This is not the intent of the Paris Agreement.
It stated that countries should do everything they can to reduce greenhouse gas emissions WITHOUT decreasing food production.
The decrease in production was associated with a decrease in greenhouse gases per hectare (a 33 per cent reduction in methane and 47 per cent reduction in nitrous oxides) but per kilogram of milk solids the difference was small – from 10.3 kg carbon dioxide equivalents per kg milk solids to 9.2 (less than 11 per cent decrease).
Further, at a milk price of $9.30/kgMS, the low emissions farm was 40 per cent down in operating profit.
Modelling indicated that only at $5.00/kg MS would the low emissions and current farming operations be equal – and both would be losing money.
Northland has presented itself as a showcase for climate change.
In 2009 it hosted the New Zealand Grassland Association Conference and organiser Laurie Copland, now President for the Association, gave the overview address: “Northland’s current features could be what other regions develop in the future. Northland’s climate now could be what other regions climate will be like in the future. Northland also provides an example of how to respond to the need for research and information when institutional knowledge is lost”.
The Northland Dairy Development Trust was part of the response to the contraction of government-funded regional research.
Their latest results are important as New Zealand tries to decide what to do for the future.
Also helpful is the work being done by Align Farms on the Canterbury Plains.
The results of a comparison between conventional (3.7 cows per hectare) and regenerative farming (3.2 cows per hectare and being promoted by some groups as the answer to New Zealand’s future) are again publicly available.
The financial results are not yet audited for the season, but the preliminary data indicate that the regenerative farm was 22 per cent down in milk production and 24 per cent down in earnings before interest and tax.
For both the Northland Dairy Trust and Align Farms, the trials are ongoing.
Seasons, as well as experience in farm managers, are likely to make a difference in the future.
However, research on organic systems has shown that yields achieved by organic farmers do not “return” to those of conventional farms after the adjustment period.
This means the problem of how New Zealand will uphold the Paris Agreement having done everything it can – without compromising food production – remains unsolved.

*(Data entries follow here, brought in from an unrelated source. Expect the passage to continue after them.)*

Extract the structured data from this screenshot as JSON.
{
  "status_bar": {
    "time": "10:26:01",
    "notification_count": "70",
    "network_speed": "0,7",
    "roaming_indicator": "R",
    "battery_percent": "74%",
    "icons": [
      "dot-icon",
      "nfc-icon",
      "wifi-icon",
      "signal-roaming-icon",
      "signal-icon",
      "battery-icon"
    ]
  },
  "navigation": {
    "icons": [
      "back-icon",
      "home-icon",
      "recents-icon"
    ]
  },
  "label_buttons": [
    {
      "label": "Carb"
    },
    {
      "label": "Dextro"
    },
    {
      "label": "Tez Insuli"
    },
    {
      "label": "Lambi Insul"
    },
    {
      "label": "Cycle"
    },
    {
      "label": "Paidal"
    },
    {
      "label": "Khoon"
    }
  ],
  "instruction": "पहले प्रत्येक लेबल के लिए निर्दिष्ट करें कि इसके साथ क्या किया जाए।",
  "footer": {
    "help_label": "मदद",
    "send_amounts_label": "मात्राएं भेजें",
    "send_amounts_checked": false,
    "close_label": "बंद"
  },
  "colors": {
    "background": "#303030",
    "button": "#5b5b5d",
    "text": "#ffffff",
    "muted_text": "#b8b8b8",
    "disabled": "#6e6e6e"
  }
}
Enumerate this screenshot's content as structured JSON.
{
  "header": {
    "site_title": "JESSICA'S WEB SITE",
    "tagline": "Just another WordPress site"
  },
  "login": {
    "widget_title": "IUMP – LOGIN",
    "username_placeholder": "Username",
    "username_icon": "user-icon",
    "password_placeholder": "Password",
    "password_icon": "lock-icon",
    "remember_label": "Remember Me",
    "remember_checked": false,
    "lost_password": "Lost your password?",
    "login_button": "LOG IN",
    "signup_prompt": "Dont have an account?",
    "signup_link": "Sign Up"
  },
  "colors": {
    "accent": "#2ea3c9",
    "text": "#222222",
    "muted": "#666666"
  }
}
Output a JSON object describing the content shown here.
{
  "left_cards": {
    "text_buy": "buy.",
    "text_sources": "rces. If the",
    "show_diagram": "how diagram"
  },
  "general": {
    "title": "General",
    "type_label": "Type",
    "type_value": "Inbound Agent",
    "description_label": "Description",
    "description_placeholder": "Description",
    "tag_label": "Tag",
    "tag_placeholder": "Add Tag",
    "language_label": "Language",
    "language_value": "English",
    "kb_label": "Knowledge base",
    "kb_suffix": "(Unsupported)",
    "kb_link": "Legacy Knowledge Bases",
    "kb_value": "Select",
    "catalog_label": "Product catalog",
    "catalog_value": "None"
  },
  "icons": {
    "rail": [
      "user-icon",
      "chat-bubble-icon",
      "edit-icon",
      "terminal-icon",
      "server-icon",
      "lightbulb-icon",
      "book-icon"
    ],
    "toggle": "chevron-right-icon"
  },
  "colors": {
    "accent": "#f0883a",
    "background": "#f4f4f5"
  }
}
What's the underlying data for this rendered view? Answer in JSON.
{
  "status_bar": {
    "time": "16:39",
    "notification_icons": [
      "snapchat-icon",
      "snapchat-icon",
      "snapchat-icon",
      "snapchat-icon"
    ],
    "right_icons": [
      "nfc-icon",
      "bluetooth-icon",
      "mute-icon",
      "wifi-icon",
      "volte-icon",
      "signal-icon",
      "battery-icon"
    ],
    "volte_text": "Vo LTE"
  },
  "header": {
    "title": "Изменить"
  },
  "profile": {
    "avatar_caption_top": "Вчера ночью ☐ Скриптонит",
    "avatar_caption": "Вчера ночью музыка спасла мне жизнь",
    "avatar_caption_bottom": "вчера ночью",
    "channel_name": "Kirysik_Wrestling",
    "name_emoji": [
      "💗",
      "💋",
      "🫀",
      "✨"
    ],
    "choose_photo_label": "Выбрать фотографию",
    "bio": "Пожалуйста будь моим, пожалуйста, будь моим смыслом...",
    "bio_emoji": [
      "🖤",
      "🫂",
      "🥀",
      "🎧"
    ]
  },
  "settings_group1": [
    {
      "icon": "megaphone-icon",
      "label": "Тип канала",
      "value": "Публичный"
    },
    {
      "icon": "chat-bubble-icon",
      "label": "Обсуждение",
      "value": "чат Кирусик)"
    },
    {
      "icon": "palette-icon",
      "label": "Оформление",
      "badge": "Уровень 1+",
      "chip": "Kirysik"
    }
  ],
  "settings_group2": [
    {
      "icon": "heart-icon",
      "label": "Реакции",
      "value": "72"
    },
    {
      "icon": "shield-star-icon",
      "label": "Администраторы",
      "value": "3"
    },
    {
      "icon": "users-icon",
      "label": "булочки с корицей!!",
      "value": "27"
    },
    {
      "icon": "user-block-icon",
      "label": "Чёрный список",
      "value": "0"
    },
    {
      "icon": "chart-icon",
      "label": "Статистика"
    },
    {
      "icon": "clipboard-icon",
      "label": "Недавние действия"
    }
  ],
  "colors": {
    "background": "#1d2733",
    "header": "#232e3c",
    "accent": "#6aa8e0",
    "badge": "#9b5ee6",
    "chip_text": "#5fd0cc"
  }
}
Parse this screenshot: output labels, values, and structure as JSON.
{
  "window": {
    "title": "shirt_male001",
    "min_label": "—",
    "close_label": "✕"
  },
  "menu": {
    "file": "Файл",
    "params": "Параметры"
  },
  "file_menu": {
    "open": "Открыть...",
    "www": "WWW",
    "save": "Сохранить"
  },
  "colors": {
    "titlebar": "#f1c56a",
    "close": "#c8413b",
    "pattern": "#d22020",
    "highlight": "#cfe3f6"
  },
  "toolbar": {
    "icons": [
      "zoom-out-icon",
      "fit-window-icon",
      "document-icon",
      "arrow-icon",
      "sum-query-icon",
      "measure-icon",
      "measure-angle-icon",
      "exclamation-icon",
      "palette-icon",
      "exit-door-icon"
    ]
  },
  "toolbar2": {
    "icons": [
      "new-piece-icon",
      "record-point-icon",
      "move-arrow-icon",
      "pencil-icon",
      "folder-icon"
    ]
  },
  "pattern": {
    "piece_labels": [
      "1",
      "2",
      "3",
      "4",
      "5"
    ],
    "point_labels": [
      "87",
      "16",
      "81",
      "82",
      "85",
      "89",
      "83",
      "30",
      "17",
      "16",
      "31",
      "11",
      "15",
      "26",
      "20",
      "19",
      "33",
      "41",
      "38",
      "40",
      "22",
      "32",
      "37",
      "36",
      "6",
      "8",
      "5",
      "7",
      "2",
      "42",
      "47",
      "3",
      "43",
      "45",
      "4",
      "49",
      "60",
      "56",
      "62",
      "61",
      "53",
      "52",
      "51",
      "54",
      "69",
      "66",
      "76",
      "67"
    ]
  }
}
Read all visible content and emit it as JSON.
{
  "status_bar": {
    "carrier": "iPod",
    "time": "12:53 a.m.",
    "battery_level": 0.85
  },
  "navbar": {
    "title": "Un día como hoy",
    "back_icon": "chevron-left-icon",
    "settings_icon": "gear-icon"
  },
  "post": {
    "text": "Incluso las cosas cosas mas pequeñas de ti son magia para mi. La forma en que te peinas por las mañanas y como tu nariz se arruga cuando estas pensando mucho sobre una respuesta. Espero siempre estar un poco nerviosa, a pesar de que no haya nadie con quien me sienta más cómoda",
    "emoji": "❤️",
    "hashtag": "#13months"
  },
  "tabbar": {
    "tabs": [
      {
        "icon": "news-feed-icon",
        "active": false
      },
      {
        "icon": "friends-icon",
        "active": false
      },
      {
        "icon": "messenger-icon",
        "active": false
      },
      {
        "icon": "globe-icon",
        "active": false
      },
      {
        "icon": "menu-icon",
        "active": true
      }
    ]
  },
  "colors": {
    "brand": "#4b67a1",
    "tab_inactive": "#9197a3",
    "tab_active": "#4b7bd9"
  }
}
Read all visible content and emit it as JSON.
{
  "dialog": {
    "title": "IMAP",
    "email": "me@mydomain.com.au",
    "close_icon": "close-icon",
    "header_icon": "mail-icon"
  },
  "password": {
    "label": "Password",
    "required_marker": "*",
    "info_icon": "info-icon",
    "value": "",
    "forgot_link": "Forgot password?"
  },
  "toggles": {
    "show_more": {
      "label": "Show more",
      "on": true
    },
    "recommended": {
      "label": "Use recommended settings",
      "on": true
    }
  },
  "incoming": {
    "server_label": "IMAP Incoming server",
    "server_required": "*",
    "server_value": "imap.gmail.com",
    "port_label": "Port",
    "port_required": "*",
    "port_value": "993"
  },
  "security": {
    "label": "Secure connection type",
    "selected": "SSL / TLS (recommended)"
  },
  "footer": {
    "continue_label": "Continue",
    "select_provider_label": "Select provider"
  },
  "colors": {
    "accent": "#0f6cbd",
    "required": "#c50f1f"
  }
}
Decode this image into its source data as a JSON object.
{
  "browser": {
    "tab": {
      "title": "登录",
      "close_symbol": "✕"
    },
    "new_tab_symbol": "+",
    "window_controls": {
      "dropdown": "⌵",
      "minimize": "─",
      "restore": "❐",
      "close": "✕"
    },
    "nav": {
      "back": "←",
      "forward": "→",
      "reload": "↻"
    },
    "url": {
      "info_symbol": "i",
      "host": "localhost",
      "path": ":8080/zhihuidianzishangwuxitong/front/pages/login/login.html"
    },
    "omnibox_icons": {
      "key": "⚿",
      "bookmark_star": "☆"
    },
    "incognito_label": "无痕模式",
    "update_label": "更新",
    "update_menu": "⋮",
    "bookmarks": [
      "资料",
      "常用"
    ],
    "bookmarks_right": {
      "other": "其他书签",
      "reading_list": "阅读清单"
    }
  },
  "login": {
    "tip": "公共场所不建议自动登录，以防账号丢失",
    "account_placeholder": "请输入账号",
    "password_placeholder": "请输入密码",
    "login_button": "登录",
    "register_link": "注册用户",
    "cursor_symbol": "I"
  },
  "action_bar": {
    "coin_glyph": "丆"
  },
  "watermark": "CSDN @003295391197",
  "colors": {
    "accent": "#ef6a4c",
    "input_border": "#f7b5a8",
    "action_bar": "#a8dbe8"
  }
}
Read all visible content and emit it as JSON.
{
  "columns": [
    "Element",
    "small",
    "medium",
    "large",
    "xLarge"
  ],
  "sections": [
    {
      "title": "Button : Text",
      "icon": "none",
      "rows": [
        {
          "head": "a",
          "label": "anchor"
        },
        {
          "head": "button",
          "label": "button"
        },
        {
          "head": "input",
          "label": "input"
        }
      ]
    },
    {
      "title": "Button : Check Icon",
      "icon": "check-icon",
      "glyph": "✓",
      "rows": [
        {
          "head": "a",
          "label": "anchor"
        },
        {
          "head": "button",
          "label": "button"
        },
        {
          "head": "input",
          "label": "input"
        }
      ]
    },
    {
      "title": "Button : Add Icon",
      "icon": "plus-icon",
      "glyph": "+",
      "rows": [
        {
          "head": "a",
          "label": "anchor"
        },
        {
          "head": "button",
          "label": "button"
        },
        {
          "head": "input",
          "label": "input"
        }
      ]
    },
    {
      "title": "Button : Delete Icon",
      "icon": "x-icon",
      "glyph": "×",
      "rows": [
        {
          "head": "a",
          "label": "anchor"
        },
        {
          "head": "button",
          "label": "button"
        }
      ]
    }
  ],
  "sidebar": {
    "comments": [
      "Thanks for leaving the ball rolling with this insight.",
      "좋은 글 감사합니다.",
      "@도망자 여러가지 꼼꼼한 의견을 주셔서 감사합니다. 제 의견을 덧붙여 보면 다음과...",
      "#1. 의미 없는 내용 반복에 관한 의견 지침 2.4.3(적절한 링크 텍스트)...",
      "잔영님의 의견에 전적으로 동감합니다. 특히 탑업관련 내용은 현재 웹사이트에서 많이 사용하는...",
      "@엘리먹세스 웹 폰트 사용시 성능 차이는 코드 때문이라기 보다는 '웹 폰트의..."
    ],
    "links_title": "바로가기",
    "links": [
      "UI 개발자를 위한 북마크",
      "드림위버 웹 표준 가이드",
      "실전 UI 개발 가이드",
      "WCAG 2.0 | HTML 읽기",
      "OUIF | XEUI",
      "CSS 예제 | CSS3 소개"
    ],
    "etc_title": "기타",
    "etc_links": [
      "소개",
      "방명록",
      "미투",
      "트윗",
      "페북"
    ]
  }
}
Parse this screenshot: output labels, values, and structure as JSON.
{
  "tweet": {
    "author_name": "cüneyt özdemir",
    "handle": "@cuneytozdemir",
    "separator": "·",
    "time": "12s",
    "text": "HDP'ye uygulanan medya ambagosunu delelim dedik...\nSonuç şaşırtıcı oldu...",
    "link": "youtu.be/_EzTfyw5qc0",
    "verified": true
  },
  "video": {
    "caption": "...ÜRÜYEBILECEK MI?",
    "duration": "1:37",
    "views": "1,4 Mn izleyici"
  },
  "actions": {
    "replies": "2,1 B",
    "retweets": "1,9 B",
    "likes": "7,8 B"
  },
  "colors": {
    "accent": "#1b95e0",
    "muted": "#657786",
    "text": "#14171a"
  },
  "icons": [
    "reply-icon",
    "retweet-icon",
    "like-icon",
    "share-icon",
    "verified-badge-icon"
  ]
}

The Climate Change Commission has stated that “agricultural emissions pricing needs to achieve emissions reductions – but if implemented poorly it also has the potential to create financial hardship for farmers as they transition to low emissions”.
Listen to Jamie Mackay interview Dr Jacqueline Rowarth on The Country below:
The recent data suggest that careful implementation won’t overcome the financial hardship, nor the reduction in food production.
Farmers can do what is being suggested if they are overstocked in terms of the pasture/feed they were able to grow or source at an effective price.
If they aren’t, they can’t – anything they do will decrease food production and income. And the risk with understocking is that pasture quality will decrease.
Poor quality pasture (e.g., gone to seed) is less easy to digest, and the result will be increased methane per unit of production.
New Zealand scientists, farmers and rural professionals have spent decades researching soil-pasture-animal-environment interactions and the results is least impact production systems for meat and milk. We have the data from AgResearch.
New Zealand systems are under constant improvement and research such as that in Northland (low emissions) or the Canterbury Plains (regenerative agriculture) assists with decision making.
The statement that regenerative agriculture “is much more than a system of farming: it is a mindset that questions the status quo, and instead of becoming defeatist sees opportunities for different ways of living, working and farming”, does not apply in New Zealand.
Here the farmers, unlike most other developed countries, are not subsidised by the government and are in a constant state of questioning.
They are always looking for ways to do things better and the position of world-leading emissions efficiency makes the point.
Aucklanders and other city dwellers are right to consider what they can do personally. And perhaps they could stop listening to activists suggesting that farmers can destock and make more money.
If they can, they will, but most can’t without cutting food production … with implications for the export economy, the domestic economy and employment, and food prices.
– Dr Jacqueline Rowarth, Adjunct Professor Lincoln University, is a farmer-elected director of DairyNZ and Ravensdown and a producer-appointed member of Deer Industry New Zealand. The analysis and conclusions above are her own. firstname.lastname@example.org